Depending on the request, changes to registrar contact information can be made in several ways:

Primary Contact Updates

Changes to the Primary Contact or Secondary Contact can be submitted by completing the Registrar Primary Contact Update Form [PDF, 135 KB] and emailing it to

ICANN-accredited registrars are required to provide ICANN with accurate and current Primary Contact information. Registrars on the 2013 Registrar Accreditation Agreement (RAA) must notify ICANN of changes to Primary Contact details within five (5) days of the change.

Additional Contact Updates

Changes to additional contacts can be submitted by the Registrar Primary contact or any other credentialed user by completing the Registrar Contact Update Form [PDF, 139 KB] and emailing it to

Registrar Information Specification Updates

ICANN-accredited registrars under the 2013 Registrar Accreditation Agreement (RAA) must notify ICANN of changes to information contained in the Registrar Information Specification (RIS) within 5 days of the change.

Applicable RIS updates should be emailed to For your convenience, a spreadsheet [XLSX, 111 KB] for providing the information in the RIS is available for download.
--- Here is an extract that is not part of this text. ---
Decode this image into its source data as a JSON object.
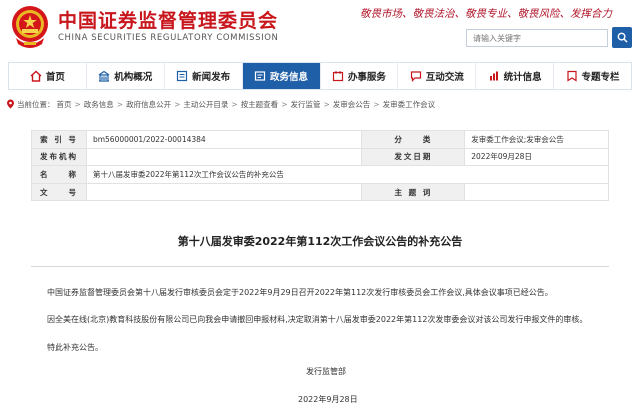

Naming Services portal Access

The registrar's Primary Contact is automatically credentialed for access to the Naming Services portal. To request the credentialing of additional users, the registrar Primary Contact should email a request from its credentialed email address to
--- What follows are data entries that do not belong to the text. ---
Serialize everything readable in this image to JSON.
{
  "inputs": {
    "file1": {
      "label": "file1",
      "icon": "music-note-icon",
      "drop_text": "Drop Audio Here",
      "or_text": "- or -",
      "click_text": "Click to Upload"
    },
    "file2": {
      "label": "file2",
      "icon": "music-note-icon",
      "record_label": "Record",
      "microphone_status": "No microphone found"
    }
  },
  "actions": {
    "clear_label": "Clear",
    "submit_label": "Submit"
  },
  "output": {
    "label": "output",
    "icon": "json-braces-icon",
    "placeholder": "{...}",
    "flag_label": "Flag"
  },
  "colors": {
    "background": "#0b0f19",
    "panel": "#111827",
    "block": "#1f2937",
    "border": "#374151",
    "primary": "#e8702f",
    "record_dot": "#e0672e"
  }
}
Please be advised that any credentialed user added to your account will have full Naming Services portal functionality for the credentialed account. For further details regarding the Naming Services portal and user access, please refer to Naming Services portal for Registrars on and the user guide.
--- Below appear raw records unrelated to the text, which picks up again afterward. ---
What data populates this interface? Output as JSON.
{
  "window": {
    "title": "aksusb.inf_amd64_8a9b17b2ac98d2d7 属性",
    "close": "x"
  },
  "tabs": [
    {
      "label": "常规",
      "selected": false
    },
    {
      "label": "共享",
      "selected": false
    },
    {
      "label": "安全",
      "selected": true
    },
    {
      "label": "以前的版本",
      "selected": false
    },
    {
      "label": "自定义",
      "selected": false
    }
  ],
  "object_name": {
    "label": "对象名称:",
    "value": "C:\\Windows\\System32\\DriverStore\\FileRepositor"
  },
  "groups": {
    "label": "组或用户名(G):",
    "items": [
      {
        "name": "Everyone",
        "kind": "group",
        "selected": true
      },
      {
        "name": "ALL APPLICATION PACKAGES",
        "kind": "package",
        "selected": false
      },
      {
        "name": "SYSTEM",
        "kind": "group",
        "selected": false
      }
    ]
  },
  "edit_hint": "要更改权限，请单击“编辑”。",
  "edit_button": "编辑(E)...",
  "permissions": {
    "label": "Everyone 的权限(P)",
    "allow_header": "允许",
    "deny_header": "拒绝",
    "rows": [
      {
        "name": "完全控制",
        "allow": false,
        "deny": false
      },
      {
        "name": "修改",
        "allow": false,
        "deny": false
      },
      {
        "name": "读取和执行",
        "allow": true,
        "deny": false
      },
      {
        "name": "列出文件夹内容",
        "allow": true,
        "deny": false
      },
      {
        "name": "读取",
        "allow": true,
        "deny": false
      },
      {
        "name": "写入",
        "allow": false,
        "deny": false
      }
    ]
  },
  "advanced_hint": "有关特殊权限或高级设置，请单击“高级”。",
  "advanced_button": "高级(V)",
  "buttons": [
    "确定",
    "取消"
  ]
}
Domain Name System
Internationalized Domain Name ,IDN,"IDNs are domain names that include characters used in the local representation of languages that are not written with the twenty-six letters of the basic Latin alphabet ""a-z"". An IDN can contain Latin letters with diacritical marks, as required by many European languages, or may consist of characters from non-Latin scripts such as Arabic or Chinese. Many languages also use other types of digits than the European ""0-9"". The basic Latin alphabet together with the European-Arabic digits are, for the purpose of domain names, termed ""ASCII characters"" (ASCII = American Standard Code for Information Interchange). These are also included in the broader range of ""Unicode characters"" that provides the basis for IDNs. The ""hostname rule"" requires that all domain names of the type under consideration here are stored in the DNS using only the ASCII characters listed above, with the one further addition of the hyphen ""-"". The Unicode form of an IDN therefore requires special encoding before it is entered into the DNS. The following terminology is used when distinguishing between these forms: A domain name consists of a series of ""labels"" (separated by ""dots""). The ASCII form of an IDN label is termed an ""A-label"". All operations defined in the DNS protocol use A-labels exclusively. The Unicode form, which a user expects to be displayed, is termed a ""U-label"". The difference may be illustrated with the Hindi word for ""test"" — परीका — appearing here as a U-label would (in the Devanagari script). A special form of ""ASCII compatible encoding"" (abbreviated ACE) is applied to this to produce the corresponding A-label: xn--11b5bs1di. A domain name that only includes ASCII letters, digits, and hyphens is termed an ""LDH label"". Although the definitions of A-labels and LDH-labels overlap, a name consisting exclusively of LDH labels, such as"""" is not an IDN."